TASK:
Your answer is to be every line of the material that includes the string "color".

THE RECORDS:
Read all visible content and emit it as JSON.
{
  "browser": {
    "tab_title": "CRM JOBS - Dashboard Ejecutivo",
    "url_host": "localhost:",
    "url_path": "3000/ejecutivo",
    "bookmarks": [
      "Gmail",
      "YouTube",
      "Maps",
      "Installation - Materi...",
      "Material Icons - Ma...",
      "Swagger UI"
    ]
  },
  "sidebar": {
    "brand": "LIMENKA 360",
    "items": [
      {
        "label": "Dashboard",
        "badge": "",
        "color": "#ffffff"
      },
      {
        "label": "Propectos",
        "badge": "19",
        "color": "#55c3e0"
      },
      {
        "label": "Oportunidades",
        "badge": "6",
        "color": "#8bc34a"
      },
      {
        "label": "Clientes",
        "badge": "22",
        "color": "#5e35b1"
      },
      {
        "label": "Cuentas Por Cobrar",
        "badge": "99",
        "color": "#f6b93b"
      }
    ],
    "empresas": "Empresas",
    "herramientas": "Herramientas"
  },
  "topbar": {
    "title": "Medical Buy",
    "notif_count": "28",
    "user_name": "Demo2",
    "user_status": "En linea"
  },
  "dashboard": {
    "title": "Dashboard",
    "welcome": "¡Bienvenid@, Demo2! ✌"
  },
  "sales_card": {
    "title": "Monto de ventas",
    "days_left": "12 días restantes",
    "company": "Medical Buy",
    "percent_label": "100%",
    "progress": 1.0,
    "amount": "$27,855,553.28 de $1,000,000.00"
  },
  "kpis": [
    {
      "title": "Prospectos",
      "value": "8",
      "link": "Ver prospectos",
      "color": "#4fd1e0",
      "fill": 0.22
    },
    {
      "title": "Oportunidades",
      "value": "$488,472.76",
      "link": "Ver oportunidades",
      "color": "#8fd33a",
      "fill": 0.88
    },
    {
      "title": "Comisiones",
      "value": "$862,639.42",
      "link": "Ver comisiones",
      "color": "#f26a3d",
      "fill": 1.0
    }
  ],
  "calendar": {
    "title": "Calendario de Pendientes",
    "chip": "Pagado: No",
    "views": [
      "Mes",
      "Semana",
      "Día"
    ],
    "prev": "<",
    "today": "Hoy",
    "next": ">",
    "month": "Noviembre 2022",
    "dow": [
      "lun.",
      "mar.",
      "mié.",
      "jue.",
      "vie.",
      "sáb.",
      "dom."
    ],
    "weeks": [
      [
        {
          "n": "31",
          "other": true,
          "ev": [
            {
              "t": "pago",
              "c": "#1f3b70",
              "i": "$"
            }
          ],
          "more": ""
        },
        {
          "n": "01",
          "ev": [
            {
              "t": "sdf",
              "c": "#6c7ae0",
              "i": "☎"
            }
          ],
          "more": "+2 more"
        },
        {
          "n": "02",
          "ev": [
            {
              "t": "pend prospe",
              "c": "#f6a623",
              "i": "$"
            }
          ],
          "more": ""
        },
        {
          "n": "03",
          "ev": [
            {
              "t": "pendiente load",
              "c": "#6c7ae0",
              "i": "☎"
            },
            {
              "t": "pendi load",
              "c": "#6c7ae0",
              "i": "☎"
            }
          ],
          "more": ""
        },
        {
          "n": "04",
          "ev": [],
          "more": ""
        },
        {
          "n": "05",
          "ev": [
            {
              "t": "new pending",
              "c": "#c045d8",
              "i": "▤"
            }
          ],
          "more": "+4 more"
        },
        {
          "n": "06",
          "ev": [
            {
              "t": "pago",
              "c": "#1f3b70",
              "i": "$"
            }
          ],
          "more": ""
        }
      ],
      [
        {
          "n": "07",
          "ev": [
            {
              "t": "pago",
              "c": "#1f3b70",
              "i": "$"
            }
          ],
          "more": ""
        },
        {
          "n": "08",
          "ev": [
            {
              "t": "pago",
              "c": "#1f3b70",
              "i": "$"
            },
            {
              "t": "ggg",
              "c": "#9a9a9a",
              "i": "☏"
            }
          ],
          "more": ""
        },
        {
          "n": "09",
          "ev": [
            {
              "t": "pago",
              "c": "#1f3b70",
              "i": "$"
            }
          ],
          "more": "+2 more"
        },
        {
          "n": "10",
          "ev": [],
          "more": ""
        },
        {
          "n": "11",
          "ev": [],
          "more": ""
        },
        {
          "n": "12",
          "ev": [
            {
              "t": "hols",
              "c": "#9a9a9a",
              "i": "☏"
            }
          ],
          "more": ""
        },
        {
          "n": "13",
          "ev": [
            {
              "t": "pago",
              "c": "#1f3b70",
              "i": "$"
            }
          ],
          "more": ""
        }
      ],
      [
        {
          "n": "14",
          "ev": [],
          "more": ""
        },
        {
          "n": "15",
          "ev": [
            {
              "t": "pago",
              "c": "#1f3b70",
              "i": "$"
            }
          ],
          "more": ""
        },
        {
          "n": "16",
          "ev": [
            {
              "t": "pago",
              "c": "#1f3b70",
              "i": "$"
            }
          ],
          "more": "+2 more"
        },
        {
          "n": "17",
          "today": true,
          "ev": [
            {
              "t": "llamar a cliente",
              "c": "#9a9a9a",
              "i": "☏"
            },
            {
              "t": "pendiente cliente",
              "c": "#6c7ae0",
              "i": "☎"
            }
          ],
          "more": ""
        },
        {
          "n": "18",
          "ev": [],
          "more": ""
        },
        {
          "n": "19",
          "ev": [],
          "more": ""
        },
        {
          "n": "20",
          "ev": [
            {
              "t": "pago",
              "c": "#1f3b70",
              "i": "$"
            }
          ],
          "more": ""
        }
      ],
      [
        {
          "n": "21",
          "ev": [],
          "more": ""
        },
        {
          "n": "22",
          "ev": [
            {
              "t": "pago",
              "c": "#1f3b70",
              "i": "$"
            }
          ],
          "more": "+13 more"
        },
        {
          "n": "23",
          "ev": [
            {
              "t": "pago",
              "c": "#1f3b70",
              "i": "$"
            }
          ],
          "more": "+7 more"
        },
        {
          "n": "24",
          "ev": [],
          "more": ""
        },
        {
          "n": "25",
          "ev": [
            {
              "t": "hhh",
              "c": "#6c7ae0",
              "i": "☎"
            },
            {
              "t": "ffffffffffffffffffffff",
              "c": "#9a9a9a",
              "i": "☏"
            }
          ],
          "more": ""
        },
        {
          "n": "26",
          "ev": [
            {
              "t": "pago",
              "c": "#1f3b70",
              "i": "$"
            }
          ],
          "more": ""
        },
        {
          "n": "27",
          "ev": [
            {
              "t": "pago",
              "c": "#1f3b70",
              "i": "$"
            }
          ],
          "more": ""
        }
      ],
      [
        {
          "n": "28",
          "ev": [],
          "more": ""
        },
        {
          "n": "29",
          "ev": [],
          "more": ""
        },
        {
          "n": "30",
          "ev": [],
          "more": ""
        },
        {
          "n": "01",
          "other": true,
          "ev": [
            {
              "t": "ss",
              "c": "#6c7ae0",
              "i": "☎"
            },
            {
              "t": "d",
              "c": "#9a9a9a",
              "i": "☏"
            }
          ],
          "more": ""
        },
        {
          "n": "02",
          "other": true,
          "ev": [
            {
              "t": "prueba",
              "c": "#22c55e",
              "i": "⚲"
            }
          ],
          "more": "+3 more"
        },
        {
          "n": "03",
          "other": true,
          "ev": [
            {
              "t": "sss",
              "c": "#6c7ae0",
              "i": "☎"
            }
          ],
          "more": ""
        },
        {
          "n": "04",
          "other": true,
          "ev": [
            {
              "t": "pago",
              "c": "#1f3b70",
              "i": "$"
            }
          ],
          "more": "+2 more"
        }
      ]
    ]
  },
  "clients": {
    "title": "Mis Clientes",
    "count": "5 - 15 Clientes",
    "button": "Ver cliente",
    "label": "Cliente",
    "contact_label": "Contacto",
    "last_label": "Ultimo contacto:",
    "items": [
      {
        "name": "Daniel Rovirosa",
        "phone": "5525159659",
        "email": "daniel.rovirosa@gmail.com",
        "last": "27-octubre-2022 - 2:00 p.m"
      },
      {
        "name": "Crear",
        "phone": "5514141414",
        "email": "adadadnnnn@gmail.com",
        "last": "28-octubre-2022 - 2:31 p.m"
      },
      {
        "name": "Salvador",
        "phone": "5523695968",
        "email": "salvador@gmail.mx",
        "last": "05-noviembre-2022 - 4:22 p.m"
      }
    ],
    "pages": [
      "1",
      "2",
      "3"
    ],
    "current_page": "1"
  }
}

ANSWER AREA:
        "color": "#ffffff"
        "color": "#55c3e0"
        "color": "#8bc34a"
        "color": "#5e35b1"
        "color": "#f6b93b"
      "color": "#4fd1e0",
      "color": "#8fd33a",
      "color": "#f26a3d",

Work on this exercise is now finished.